Supplied entries
——————

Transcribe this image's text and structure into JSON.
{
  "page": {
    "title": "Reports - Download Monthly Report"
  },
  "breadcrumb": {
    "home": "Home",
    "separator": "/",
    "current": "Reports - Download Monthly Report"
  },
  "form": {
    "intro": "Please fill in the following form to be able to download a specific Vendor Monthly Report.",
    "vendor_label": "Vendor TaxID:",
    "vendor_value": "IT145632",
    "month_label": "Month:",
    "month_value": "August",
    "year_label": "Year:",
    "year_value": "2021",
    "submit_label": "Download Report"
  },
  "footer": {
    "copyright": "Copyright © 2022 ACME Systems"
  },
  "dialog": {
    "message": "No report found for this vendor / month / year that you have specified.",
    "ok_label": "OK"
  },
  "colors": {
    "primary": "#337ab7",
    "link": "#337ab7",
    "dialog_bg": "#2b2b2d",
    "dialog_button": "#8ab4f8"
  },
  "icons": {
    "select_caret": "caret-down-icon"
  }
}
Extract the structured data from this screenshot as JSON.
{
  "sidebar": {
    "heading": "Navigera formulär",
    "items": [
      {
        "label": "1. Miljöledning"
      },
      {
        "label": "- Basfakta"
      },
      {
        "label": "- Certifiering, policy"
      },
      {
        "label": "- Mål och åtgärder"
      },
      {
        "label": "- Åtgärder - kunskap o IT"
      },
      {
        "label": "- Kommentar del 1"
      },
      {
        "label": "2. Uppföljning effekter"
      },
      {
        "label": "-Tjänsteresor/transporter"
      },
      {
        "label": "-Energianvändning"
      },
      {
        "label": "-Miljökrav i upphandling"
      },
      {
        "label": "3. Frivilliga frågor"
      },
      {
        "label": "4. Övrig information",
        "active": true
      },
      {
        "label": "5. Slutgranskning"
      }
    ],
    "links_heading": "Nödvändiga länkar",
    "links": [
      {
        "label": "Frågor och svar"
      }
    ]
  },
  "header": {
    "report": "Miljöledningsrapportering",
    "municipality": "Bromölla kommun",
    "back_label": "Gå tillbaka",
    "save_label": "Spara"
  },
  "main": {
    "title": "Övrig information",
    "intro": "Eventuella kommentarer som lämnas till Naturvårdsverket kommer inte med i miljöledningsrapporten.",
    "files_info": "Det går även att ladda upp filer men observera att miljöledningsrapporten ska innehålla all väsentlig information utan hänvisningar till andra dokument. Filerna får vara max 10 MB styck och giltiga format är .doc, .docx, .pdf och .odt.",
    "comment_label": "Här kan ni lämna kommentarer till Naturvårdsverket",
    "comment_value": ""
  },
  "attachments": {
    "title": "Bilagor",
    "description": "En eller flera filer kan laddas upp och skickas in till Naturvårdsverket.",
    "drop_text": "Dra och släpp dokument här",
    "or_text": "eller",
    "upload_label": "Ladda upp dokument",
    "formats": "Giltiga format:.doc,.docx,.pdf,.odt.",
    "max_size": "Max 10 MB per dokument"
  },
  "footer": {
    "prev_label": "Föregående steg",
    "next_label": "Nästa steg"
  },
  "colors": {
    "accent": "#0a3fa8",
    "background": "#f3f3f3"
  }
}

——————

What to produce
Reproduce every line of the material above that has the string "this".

Task solution
Transcribe this image's text and structure into JSON.
    "message": "No report found for this vendor / month / year that you have specified.",
Extract the structured data from this screenshot as JSON.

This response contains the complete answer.